Come and get ‘em.
Houston Mitchell starts us off.
I always wondered why MASH kept the same opening screen shots despite all the cast changes. Sure, they would cut in a shot of Mike Farrell, but you could always see the arm of Wayne Rogers in the opening titles long after he was gone. Why do you think they never bothered to shoot something new?
There were some new shots inserted along the way over the years, but the MASH opening titles were great. Why change them? They were our “Golden Arches.”
I happened to be out at the ranch where they filmed the exteriors the day they re-shot the helicopters coming over the mountains. I heard the sound, looked up, and there they were. Needless to say – COOL!!!

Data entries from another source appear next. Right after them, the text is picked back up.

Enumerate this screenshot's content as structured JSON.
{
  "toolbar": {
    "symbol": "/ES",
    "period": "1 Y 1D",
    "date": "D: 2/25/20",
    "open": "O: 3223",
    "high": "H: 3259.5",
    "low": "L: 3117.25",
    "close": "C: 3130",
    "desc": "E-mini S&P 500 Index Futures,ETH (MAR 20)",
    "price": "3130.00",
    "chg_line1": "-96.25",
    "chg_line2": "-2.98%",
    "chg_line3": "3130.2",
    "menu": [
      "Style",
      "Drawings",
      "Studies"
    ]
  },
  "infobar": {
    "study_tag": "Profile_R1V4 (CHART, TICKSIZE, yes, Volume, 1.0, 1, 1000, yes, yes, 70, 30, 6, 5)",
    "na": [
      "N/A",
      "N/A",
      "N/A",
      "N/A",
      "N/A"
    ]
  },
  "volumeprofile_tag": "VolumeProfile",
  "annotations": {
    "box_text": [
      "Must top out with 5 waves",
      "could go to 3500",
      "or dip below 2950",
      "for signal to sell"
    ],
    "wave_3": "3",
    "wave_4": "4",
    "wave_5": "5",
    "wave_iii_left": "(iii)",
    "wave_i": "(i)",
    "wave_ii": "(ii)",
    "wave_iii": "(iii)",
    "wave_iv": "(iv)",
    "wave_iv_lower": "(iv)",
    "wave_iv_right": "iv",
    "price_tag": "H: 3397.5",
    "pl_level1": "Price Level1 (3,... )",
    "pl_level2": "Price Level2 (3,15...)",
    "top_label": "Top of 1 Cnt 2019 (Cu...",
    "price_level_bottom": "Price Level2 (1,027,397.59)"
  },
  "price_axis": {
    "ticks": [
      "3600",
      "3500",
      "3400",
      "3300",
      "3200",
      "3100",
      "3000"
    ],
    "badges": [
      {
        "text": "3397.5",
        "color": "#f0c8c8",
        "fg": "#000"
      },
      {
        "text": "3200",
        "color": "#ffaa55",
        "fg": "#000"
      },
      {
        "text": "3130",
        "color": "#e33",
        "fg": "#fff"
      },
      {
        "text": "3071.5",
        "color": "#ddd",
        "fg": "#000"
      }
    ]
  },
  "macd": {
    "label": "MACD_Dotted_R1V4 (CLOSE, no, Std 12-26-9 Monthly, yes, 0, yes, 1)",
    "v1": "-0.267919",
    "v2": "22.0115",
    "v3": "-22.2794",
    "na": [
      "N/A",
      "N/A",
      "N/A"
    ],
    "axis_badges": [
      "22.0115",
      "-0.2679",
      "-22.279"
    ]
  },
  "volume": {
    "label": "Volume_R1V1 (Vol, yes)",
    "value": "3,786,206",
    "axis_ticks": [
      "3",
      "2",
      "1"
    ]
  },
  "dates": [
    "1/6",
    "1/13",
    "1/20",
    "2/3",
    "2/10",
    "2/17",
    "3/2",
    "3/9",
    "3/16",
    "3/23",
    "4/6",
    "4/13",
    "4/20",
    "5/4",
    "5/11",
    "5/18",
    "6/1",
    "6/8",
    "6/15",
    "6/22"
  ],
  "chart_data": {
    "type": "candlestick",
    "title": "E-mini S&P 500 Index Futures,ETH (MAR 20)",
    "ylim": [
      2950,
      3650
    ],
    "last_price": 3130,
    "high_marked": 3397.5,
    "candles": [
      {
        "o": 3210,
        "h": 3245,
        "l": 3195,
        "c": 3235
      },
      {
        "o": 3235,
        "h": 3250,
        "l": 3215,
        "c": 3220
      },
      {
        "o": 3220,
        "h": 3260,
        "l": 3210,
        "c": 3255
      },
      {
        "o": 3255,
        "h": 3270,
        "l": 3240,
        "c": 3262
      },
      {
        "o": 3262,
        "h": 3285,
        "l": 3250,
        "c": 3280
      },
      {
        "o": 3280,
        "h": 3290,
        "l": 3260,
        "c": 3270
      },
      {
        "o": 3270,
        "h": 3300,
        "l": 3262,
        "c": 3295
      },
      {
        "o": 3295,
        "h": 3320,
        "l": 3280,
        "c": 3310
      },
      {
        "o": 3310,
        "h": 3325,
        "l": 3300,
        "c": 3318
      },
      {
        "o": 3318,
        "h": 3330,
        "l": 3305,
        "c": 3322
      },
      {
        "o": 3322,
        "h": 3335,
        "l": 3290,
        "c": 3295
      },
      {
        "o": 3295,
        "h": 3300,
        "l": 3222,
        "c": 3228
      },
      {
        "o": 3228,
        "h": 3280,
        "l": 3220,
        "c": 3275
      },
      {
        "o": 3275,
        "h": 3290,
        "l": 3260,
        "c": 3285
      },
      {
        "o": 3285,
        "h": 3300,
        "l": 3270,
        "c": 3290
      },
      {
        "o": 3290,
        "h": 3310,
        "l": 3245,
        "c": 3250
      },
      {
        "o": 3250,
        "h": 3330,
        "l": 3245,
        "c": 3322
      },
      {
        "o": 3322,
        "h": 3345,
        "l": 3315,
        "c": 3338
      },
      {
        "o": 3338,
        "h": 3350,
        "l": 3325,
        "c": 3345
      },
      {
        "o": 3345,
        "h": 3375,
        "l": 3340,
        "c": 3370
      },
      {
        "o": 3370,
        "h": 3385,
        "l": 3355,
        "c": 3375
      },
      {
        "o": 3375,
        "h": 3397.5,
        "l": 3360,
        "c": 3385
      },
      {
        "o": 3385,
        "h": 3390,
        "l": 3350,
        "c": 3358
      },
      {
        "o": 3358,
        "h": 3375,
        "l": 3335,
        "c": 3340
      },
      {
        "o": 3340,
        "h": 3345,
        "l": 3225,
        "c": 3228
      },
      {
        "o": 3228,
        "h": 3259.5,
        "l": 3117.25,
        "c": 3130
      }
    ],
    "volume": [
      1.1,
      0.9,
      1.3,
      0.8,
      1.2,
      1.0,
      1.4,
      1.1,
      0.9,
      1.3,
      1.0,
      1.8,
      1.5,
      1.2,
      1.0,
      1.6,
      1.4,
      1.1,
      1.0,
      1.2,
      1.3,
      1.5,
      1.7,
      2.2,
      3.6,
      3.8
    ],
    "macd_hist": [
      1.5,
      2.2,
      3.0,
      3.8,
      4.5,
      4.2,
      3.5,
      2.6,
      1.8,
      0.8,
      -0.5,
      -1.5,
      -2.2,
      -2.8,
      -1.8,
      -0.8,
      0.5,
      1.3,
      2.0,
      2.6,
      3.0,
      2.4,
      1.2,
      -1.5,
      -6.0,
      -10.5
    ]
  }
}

And while we’re on the subject of Opening Titles, Courtney asks:
An opening title sequence (often with a really good theme song) used to be essential to enjoying a TV show. Care to weigh in on your favorite-ever?
It’s hard to pick just one. But if I could select a few: the aforementioned MASH would rate, along with CHEERS, MIAMI VICE, MISSION IMPOSSIBLE, (the original) HAWAII FIVE-O, THE MARY TYLER MOORE SHOW, and currently it’s tough to beat GAME OF THRONES.
I mentioned once that Ted Danson was not allowed to attend CHEERS editing sessions. That prompted a question from Scott:
Why wasn't Ted allowed in the editing session? Is it a union thing? Or just a personal/show rule that you didn't want anyone involved in what you were editing to be present, so that he wouldn't (consciously or subconsciously) affect what you were doing?
Showrunners need to be able to edit shows objectively. Let’s be honest, showrunners and actors would emphasize different things. Actors might favor shots that show them in the best light as opposed to shots that better tell the story or sell a joke.
Plus, if you have one actor who has say in the editing, his fellow cast members may feel slighted if lines of theirs are cut. Dissension within the troops is often the result. You're just asking for trouble. Better to let the showrunner be the bad guy.
However, actors do participate in editing on occasion. If an actor directs an episode he’s entitled to see a rough cut and offer suggestions. Or if an actor is an executive producer or has contractually authority he can attend sessions.
But generally, actors are not welcome in editing bays. I always say to my casts that if they have a problem with the way the show is edited come talk to me about it.
So far I’ve never had an actor complain about the editing. A couple have grumbled because lines they liked were cut, but that’s a creative call. They have to remember that when we're cutting their lines we're also cutting our lines.
And finally, from Allan V:
I've recently seen a few articles arguing that MLB needs to take away the job of calling balls and strikes from umpires, and have an automated system (like PITCHf/x) do it. The claim is that there's still other work for the umpires to do during games, and the system could call the pitches more accurately.
What is your thought on this? Without an umpire calling the pitches, it wouldn't seem like baseball to me, and I think bad calls generally even out over time.
What’s your Friday Question?